  11. Jan 2022
  12. Dec 2021
  13. Nov 2021
  14. Oct 2021
    1. Because at the end of the day, all structures are, in some ways, ideology made manifest.

      Avery Trufelman ends her podcast series, Nice Try! with these words in an episode entitled, Germania: Architecture in a Fascist Utopia.

      One person’s utopia is another person’s dystopia.

      The structure of the mind becomes the architecture of our reality. This thought became the foundation for a mental model for human experience, since these architectural plans for utopia seem like good ideas on paper, but when we live inside these structure in our daily reality, we realize that we have constructed our own mental prisons, the iron cage envisioned by Max Weber.

    2. It spells out so clearly that Nazi Germany’s worst atrocities and many atrocities the world over were not only the ideas of singular evil men. They were supported and enacted by systems, by groups of people who woke up in the morning and went to offices to work on it.

      Avery Trufelman ends her podcast series, Nice Try! with these words in an episode entitled, Germania: Architecture in a Fascist Utopia.

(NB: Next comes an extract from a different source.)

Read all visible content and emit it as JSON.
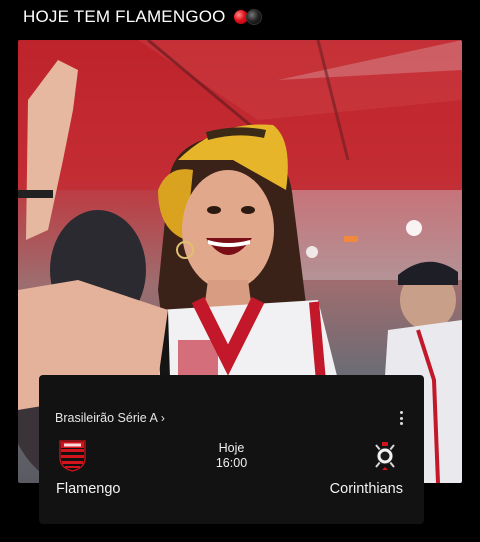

  15. Sep 2021
  16. Aug 2021
  17. Jul 2021
  18. May 2021
  19. Apr 2021
  20. Mar 2021
    1. An ideology (/ˌʌɪdɪˈɒlədʒi/) is a set of beliefs or philosophies attributed to a person or group of persons
  21. Feb 2021
  22. Jan 2021
    1. gender identity that is neither entirely male nor entirely female

      Female and male are the names of the two sexes, not 'gender identities'.

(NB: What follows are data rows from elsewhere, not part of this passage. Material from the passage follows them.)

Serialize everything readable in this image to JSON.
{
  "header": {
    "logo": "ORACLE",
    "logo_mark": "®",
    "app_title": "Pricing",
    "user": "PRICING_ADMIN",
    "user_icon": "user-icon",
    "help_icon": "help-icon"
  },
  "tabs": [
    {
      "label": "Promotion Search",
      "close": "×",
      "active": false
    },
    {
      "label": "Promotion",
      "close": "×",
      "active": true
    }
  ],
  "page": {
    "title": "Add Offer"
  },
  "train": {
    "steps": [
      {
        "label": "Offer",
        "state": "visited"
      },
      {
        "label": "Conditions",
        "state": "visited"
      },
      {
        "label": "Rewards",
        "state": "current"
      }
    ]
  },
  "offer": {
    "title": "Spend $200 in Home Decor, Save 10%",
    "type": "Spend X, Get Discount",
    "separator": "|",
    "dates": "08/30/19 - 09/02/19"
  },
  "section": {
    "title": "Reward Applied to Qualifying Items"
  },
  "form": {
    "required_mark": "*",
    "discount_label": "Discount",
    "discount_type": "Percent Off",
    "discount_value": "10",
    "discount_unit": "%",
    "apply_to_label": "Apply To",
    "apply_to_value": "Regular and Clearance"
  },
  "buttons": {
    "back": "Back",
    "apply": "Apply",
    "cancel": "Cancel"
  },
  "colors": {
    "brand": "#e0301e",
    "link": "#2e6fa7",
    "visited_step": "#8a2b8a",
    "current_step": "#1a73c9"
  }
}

      Gender' relies on demeaning, regressive stereotypical notions of societal roles for the two sexes,

    2. although exhibited at lower levels than some other species

      What on earth is this trying to say?

    3. A person has the protected characteristic of gender reassignment if the person is proposing to undergo, is undergoing or has undergone a process (or part of a process) for the purpose of reassigning the person's sex by changing physiological or other attributes of sex.

      Why bring this up? The question made no mention of 'gender reassignment'.

  23. Dec 2020
    1. In this we sometimes see the use of American historical references that have been weirdly transposed,

      It has become scripture.

  24. Oct 2020
  25. Sep 2020
    1. A picture is often cited to be worth a thousand words and, for some (but not all) tasks, it is clear that a visual presentation-such as a map or photograph-is dramatically easier to use than is a textual description or a spoken report.

      [[Diagrams]]

      "a picture is worth a thousand words" what's in this statement?

      a picture doesn't equal a thousand words, but its exchange value is roughly equivalent to a thousand words

      similar to a diagram, are images a-signifying? their nature is fundamentally reproductive. if we believe Benjamin's logic, "aura" is lost in reproductions. what this means in practice is that reproductions necessarily cannot reproduce their object of focus. an idea supporting this is derrida's Differance, which identifies a hidden expanse of networked ideas that give meaning to a sign through context and recursive thought

      so if a picture is worth a thousand words, it's because an image can't reproduce a thousand words 1:1 (so the image's signification is immanently constrained), but its use value is roughly equal because those thousand words are invoked in the Differance of the image, in other words, the ideology of the viewer.

      This feels like a minor breakthrough in my understanding of how image and ideology relate. Taken to its logical conclusion, this line of thought comes to mean that images can be categorically defined as visual ideologies.

  26. Aug 2020
    1. Harper, Craig A., and Darren Rhodes. ‘Ideological Responses to the Breaking of COVID-19 Social Distancing Recommendations’, 19 August 2020. https://doi.org/10.31234/osf.io/dkqj6.

    2. Harper, Craig A., and Darren Rhodes. ‘Ideological Responses to the Breaking of COVID-19 Social Distancing Recommendations’, 19 August 2020. https://doi.org/10.31234/osf.io/dkqj6.

    3. Harper, Craig A., and Darren Rhodes. ‘Ideological Responses to the Breaking of COVID-19 Social Distancing Recommendations’, 19 August 2020. https://doi.org/10.31234/osf.io/dkqj6.

  27. Jul 2020
  28. Jun 2020